From that point on we’ve been as Wild West as possible and we spread the brand into every touchpoint in our business. We wear cowboy hats and boots, we have branded T-shirts and hoodies from Clothes2Order, and of course I now own a really cool Spaghetti Agency cowboy hat.
Recently our friends at C2O created an awesome video of a Wild West shootout to show off the cowboy hat they’d made. They did it; not me. It’s great marketing for them but it’s also superb for us and it’s not an isolated incident.
People email us: “Howdy Jo, can you help me with this?” Some put “Yeehaa” on tweets, and we get sent so many cactus-related posts and presents it’s unreal.
The ex mayor of our town stole an inflatable cactus from a ball and delivered it to us with a note that read, “saw this and thought of you – so I stole it!”
All this is then shared on social media to further strengthen the message that we’re a Wild West brand, and people love joining in. They tag us in cowboy photos and memes and they let Jo know when they see a new T-Shirt she’d like.
What’s this got to do with social media and marketing? Well we say that most social media marketing is full of cowboys anyway, so why not be the best? But really that’s just a bit of fun.
Our brand is memorable. It’s fun, it’s easy to engage with, people ‘get it’, and that makes it easier for people to think of us when they think about referrals. We have a document we share with our associates to explain ‘The Spaghetti Way’ which is how we manage customer service, how we act, and what’s important to us. All new team members ‘get’ Spaghetti or they wouldn’t be invited to join us, as we’re very selective about who we let into the gang.
Why do we choose to be so different? Because who are you going to remember? A marketing company with the same old stock photos as everyone else (someone shoot that handshaking man, please) with a name based around a fruit or a colour? Or are you going to remember the guys who rock up as cowboys and girls to black tie events?
Yes, that happened. And yes, it got some attention, and yes, it gained us clients. The right ones – not anyone who’s too serious to enjoy what we do.
Branding: live and breathe it or go home, partner!
What’s next for Spaghetti Agency?
We’re big on training and we always have been. The offering at Spaghetti is really growing now too and that side of the business will keep on growing. From PR to SEO and strategy we’ve added to our offering and our team but my main passion has always been training and speaking.
Marketing needs the horse shit taking out of it, really. Small businesses don’t need jargon and abbreviations – they need help to get better results, quickly. From the days in the back of the local hotel training a few people for a few dollars we’ve always loved empowering small businesses with the tools to keep up with the big guns.
Training, speaking and growing the agency is very much the focus now. We’re planning on driving the crappy cowboys out of town!
Any advice you can give to anyone starting their own business or agency?
Do it – but only do it if you really love what you do. There will be dark days. When you can’t pay yourself, you don’t move in the direction you wanted, you lose a client or team member, you miss an important family occasion or you simply can’t take time off for a holiday – you better make damn sure you love what you’re doing.

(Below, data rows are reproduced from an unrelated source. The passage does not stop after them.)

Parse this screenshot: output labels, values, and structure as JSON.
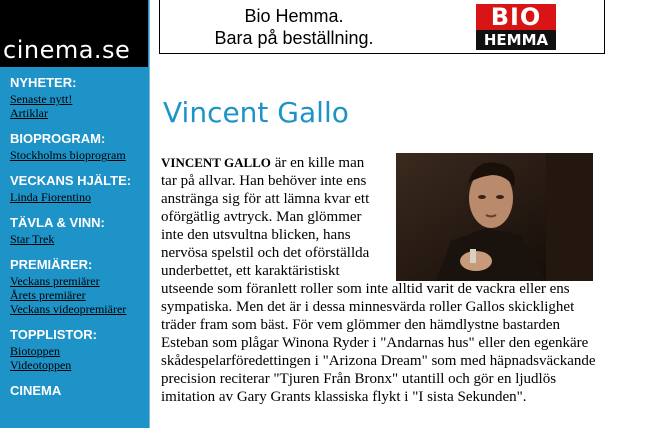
{
  "logo": {
    "text": "cinema.se"
  },
  "banner": {
    "line1": "Bio Hemma.",
    "line2": "Bara på beställning.",
    "logo_top": "BIO",
    "logo_bottom": "HEMMA"
  },
  "nav": {
    "sections": [
      {
        "heading": "NYHETER:",
        "links": [
          "Senaste nytt!",
          "Artiklar"
        ]
      },
      {
        "heading": "BIOPROGRAM:",
        "links": [
          "Stockholms bioprogram"
        ]
      },
      {
        "heading": "VECKANS HJÄLTE:",
        "links": [
          "Linda Fiorentino"
        ]
      },
      {
        "heading": "TÄVLA & VINN:",
        "links": [
          "Star Trek"
        ]
      },
      {
        "heading": "PREMIÄRER:",
        "links": [
          "Veckans premiärer",
          "Årets premiärer",
          "Veckans videopremiärer"
        ]
      },
      {
        "heading": "TOPPLISTOR:",
        "links": [
          "Biotoppen",
          "Videotoppen"
        ]
      },
      {
        "heading": "CINEMA",
        "links": []
      }
    ]
  },
  "article": {
    "title": "Vincent Gallo",
    "lead_name": "VINCENT GALLO",
    "body": " är en kille man tar på allvar. Han behöver inte ens anstränga sig för att lämna kvar ett oförgätlig avtryck. Man glömmer inte den utsvultna blicken, hans nervösa spelstil och det oförställda underbettet, ett karaktäristiskt utseende som föranlett roller som inte alltid varit de vackra eller ens sympatiska. Men det är i dessa minnesvärda roller Gallos skicklighet träder fram som bäst. För vem glömmer den hämdlystne bastarden Esteban som plågar Winona Ryder i \"Andarnas hus\" eller den egenkäre skådespelarföredettingen i \"Arizona Dream\" som med häpnadsväckande precision reciterar \"Tjuren Från Bronx\" utantill och gör en ljudlös imitation av Gary Grants klassiska flykt i \"I sista Sekunden\"."
  },
  "colors": {
    "sidebar": "#1e93c8",
    "title": "#1e93c8",
    "logo_bg": "#000000",
    "bio_red": "#d81414"
  }
}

You need passion, energy, skills, focus, determination, a strong work ethic, good friends and mentors, an accountant, some business books, and lots of alcohol! Trust me, it’s one hell of a ride, partner – but it’s worth every moment.
Working for yourself is incredible but there will be times that you wonder why on earth you’re doing it. It’s natural. Be strong, stay faithful, and keep asking yourself “Why?”.

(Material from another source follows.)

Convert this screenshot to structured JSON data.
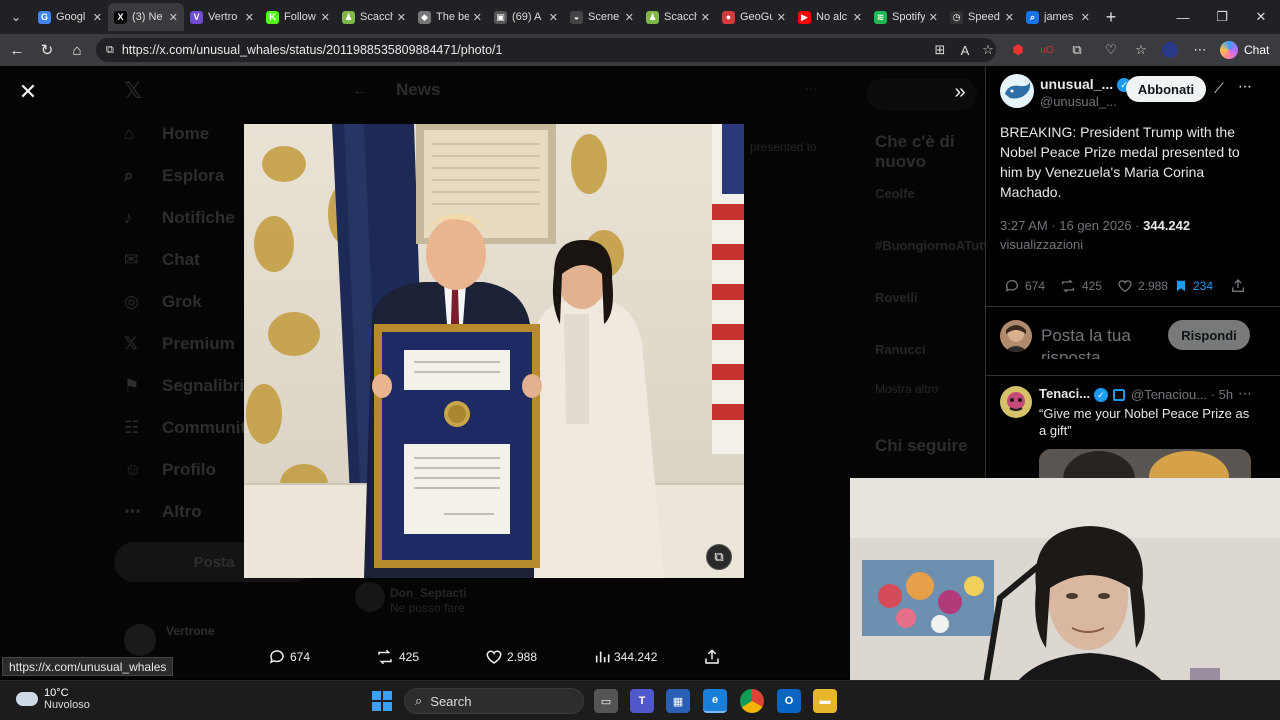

Why do you do what you do, and why are you going to keep on doing it?
Good luck. Yeehaa!